    The best day to get married in Ireland, especially if considering a symbolic wedding on the island of Ireland, ultimately depends on personal preference and availability. Saturdays are the most popular choice for weddings, followed by Fridays and Sundays. However, some couples may opt for weekdays to save on venue and vendor costs or to secure their preferred date.

  • 07

    How far in advance should you book a wedding venue in Ireland?

    It’s recommended to book your wedding venue in Ireland as far in advance as possible, ideally 12 to 18 months ahead of your desired wedding date. Popular venues can book up quickly, especially during peak wedding season, so early planning is key to securing your dream location.

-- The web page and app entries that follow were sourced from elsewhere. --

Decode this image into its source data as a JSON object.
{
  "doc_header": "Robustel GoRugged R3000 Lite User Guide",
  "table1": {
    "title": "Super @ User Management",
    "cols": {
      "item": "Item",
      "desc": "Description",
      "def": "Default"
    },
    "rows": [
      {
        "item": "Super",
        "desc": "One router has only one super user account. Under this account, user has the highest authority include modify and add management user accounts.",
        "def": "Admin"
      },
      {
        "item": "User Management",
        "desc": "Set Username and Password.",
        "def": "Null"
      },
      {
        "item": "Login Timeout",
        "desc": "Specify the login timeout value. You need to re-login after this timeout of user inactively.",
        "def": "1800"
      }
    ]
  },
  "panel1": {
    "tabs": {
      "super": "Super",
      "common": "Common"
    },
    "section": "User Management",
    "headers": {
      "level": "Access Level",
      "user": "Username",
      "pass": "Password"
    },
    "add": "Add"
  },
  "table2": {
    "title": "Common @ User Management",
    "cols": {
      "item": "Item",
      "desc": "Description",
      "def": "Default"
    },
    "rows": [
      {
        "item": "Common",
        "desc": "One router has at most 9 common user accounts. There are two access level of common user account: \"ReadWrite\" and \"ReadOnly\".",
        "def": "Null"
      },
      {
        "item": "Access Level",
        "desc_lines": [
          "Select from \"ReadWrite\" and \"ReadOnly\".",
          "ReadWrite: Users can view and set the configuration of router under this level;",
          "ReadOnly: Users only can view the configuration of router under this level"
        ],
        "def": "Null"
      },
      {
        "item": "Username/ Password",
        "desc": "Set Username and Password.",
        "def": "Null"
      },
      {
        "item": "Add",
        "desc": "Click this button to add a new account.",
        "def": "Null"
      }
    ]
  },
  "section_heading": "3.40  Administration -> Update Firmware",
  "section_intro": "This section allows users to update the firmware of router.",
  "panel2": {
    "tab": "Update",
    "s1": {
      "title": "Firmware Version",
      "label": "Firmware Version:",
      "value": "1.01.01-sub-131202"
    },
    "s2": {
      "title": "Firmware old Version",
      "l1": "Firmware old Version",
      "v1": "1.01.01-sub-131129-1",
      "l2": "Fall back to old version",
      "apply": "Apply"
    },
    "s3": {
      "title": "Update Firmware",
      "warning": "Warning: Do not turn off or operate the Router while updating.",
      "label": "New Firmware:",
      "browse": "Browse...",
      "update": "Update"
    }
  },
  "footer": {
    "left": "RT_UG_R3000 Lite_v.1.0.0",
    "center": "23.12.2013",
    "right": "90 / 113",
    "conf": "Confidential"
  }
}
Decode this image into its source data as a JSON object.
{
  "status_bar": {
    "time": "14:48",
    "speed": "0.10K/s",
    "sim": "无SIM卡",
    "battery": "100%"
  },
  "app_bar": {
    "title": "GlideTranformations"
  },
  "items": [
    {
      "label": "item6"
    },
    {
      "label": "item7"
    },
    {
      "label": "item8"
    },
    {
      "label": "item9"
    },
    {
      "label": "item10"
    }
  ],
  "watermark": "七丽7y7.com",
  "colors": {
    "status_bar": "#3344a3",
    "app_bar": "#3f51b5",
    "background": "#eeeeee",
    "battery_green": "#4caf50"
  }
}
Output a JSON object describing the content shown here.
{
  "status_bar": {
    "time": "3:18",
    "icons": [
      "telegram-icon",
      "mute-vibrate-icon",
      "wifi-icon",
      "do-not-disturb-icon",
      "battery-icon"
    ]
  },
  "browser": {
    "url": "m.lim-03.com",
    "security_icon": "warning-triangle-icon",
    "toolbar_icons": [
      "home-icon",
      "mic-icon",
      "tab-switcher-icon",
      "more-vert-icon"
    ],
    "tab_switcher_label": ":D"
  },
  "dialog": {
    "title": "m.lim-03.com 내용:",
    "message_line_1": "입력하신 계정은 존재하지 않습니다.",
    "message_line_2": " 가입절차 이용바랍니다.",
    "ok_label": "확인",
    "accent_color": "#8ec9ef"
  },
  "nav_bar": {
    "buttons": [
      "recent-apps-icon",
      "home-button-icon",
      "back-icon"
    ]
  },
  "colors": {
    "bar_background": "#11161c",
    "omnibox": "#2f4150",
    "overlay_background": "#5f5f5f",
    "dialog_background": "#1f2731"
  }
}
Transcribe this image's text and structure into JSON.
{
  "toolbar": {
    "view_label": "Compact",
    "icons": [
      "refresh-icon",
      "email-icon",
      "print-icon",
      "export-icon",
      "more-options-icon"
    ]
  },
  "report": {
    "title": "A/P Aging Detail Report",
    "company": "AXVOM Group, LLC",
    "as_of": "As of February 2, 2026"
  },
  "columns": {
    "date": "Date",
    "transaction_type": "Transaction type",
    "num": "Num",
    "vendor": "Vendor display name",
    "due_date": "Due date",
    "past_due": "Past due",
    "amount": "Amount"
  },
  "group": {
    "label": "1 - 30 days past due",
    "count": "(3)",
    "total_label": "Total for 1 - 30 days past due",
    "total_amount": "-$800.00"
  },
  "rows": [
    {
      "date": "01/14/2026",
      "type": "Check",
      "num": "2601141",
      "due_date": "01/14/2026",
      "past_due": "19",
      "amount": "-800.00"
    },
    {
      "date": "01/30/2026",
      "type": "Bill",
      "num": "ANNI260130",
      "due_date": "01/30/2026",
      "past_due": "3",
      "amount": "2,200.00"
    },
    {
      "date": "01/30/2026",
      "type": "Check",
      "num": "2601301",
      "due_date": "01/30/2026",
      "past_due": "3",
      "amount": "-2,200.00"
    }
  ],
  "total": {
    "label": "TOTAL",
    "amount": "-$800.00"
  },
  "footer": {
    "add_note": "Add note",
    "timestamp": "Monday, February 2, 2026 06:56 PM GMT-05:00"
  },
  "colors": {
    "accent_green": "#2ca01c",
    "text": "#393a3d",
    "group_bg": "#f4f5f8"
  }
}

  • 08

    Do you tip wedding vendors in Ireland?

    Tipping wedding vendors in Ireland is not mandatory, but it’s appreciated for exceptional service. It’s customary to tip vendors such as photographers, florists, and musicians if you’re happy with their work. Tips are typically given at the end of the wedding day, and the amount can vary based on individual discretion and the level of service provided.

Ready to Plan?

So, while there’s a bit of work you’ll need to do to plan your Irish wedding, it’ll be well worth the extra planning once you see your wedding photographs! If my work aligns with your unique vision, let’s chat! I offer bespoke wedding photography packages in Ireland, and I’d be honoured to photograph your special day.

Additional Resources

Below are some helpful links for planning your destination wedding in Ireland from abroad. When calling from outside of Ireland, first dial “00,” then Ireland’s country code (353), and then dial the local number without the first “0.” For example, to call the Dublin Civil Registration Service (tel: 01 863 8200), dial 0035318638200.

Legal requirements for getting married in Ireland may change at any time. Please contact HSE Ireland for the most up-to-date legal requirements for getting married in Ireland.